Money and Power Equal Access: Ordinary Citizens Need Not Apply
I read in the newspaper last week now the US Chief Negotiator on the Israeli-Palestinian peace talks, Martin Indyk, met with a group of Jewish leaders to brief them on the "tightly held" details of what was being proposed by Secretary of State John Kerry. A few days before, New York’s new mayor Bill de Blasio, who had run for office pledging a new openness and transparency for the city government spoke privately at a dinner hosted by the American Israel Public Affairs Committee (AIPAC). The gathering was not on the mayor’s public schedule, received no advanced publicity, and was closed to outsiders. A journalist who succeeded in entering was forcibly removed from the premises. At the meeting de Blasio went way over the top even for a New York politician, saying that it is "part of [his] job description to be a defender of Israel" and that AIPAC "would always have a friend and ally at City Hall." He went on to assert that defending Israel is "elemental to being an American because there is no greater ally on earth."
How de Blasio, a lifelong progressive, squares his commitment to undying fealty to AIPAC with his undoubted knowledge that the group is possibly the most virulent advocate of war with Iran this side of the Israeli government itself might best be left to his conscience, if he has one.
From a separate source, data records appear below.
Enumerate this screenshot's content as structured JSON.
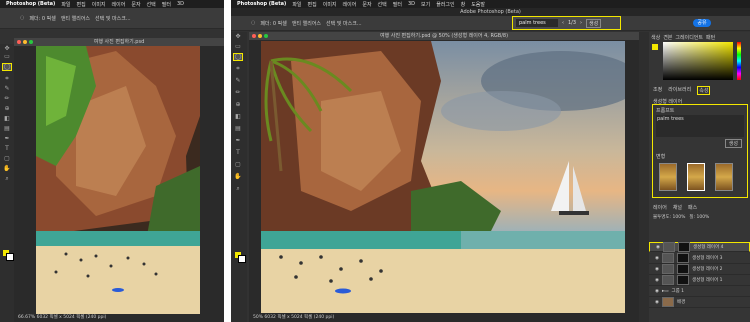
{
  "menubar": {
    "app_title": "Photoshop (Beta)",
    "items": [
      "파일",
      "편집",
      "이미지",
      "레이어",
      "문자",
      "선택",
      "필터",
      "3D",
      "보기",
      "플러그인",
      "창",
      "도움말"
    ]
  },
  "options": {
    "feather_label": "페더: 0 픽셀",
    "antialias_label": "앤티 앨리어스",
    "select_mask_label": "선택 및 마스크..."
  },
  "left_window": {
    "doc_title": "여행 사진 편집하기.psd",
    "status": "66.67%   6032 픽셀 x 5024 픽셀 (240 ppi)"
  },
  "right_window": {
    "app_window_title": "Adobe Photoshop (Beta)",
    "doc_title": "여행 사진 편집하기.psd @ 50% (생성형 레이어 4, RGB/8)",
    "status": "50%   6032 픽셀 x 5024 픽셀 (240 ppi)",
    "genfill_bar": {
      "prompt": "palm trees",
      "counter": "1/3",
      "generate_label": "생성"
    },
    "share_label": "공유"
  },
  "color_panel": {
    "tabs": [
      "색상",
      "견본",
      "그레이디언트",
      "패턴"
    ]
  },
  "properties_panel": {
    "tabs": [
      "조정",
      "라이브러리",
      "속성"
    ],
    "layer_type": "생성형 레이어",
    "prompt_heading": "프롬프트",
    "prompt_value": "palm trees",
    "generate_button": "생성",
    "variations_heading": "변형"
  },
  "layers_panel": {
    "tabs": [
      "레이어",
      "채널",
      "패스"
    ],
    "opacity_label": "불투명도: 100%",
    "fill_label": "칠: 100%",
    "layers": [
      {
        "name": "생성형 레이어 4",
        "selected": true
      },
      {
        "name": "생성형 레이어 3",
        "selected": false
      },
      {
        "name": "생성형 레이어 2",
        "selected": false
      },
      {
        "name": "생성형 레이어 1",
        "selected": false
      },
      {
        "name": "그룹 1",
        "selected": false
      },
      {
        "name": "배경",
        "selected": false
      }
    ]
  },
  "colors": {
    "highlight": "#f3e700",
    "panel_bg": "#323232",
    "accent_blue": "#1473e6"
  }
}
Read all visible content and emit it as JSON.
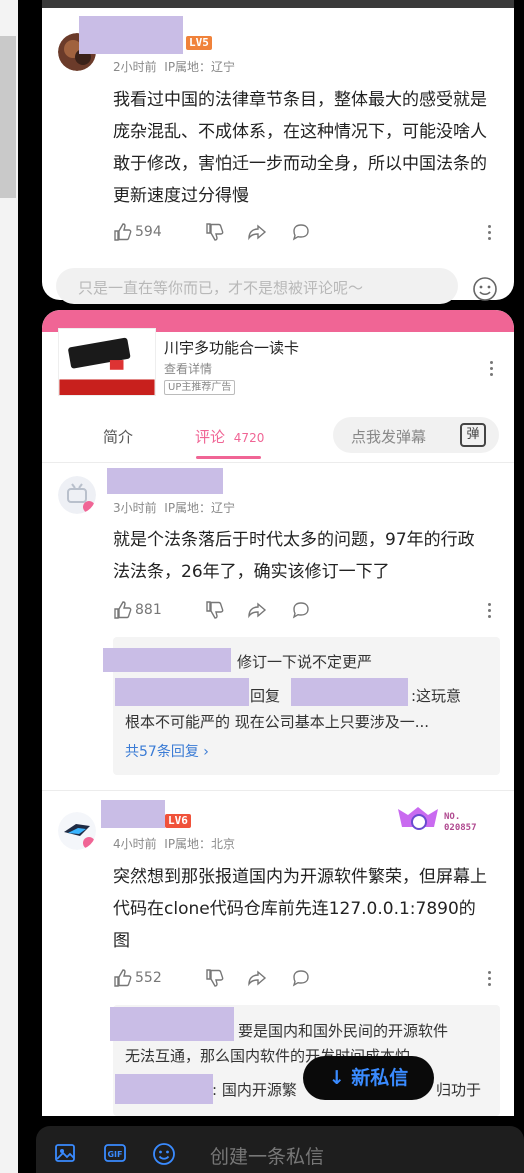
{
  "comment1": {
    "time": "2小时前",
    "ip": "IP属地：辽宁",
    "level": "LV5",
    "text": "我看过中国的法律章节条目，整体最大的感受就是庞杂混乱、不成体系，在这种情况下，可能没啥人敢于修改，害怕迁一步而动全身，所以中国法条的更新速度过分得慢",
    "likes": "594"
  },
  "reply_input": {
    "placeholder": "只是一直在等你而已，才不是想被评论呢～"
  },
  "ad": {
    "title": "川宇多功能合一读卡",
    "subtitle": "查看详情",
    "tag": "UP主推荐广告"
  },
  "tabs": {
    "intro": "简介",
    "comments": "评论",
    "comment_count": "4720",
    "danmu_placeholder": "点我发弹幕",
    "danmu_icon": "弹"
  },
  "comment2": {
    "time": "3小时前",
    "ip": "IP属地：辽宁",
    "text": "就是个法条落后于时代太多的问题，97年的行政法法条，26年了，确实该修订一下了",
    "likes": "881",
    "replies": {
      "r1": "修订一下说不定更严",
      "r2a": "回复",
      "r2b": ":这玩意",
      "r2c": "根本不可能严的 现在公司基本上只要涉及一...",
      "more": "共57条回复 ›"
    }
  },
  "comment3": {
    "time": "4小时前",
    "ip": "IP属地：北京",
    "level": "LV6",
    "badge_no": "NO.\n020857",
    "text": "突然想到那张报道国内为开源软件繁荣，但屏幕上代码在clone代码仓库前先连127.0.0.1:7890的图",
    "likes": "552",
    "replies": {
      "r1a": "要是国内和国外民间的开源软件",
      "r1b": "无法互通，那么国内软件的开发时间成本怕...",
      "r2a": ": 国内开源繁",
      "r2b": "归功于"
    }
  },
  "new_message_button": "↓ 新私信",
  "composer": {
    "placeholder": "创建一条私信"
  }
}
And if there was any doubt that there is something rotten in New York, the State Senate meanwhile passed a bill by a vote of 56 to 4 rejecting the use of state funds to support any institution that boycotts "certain countries or their higher education institutions." Senator Jeffrey Klein, the bill’s co-sponsor boasted that he would "not allow the enemies of Israel or the Jewish people to gain an inch in New York." The bill is directed against attempts to divest from or boycott Israeli institutions but it clearly in Klein’s view does not apply to those who are taking every possible step to cripple Iran prior to attacking it.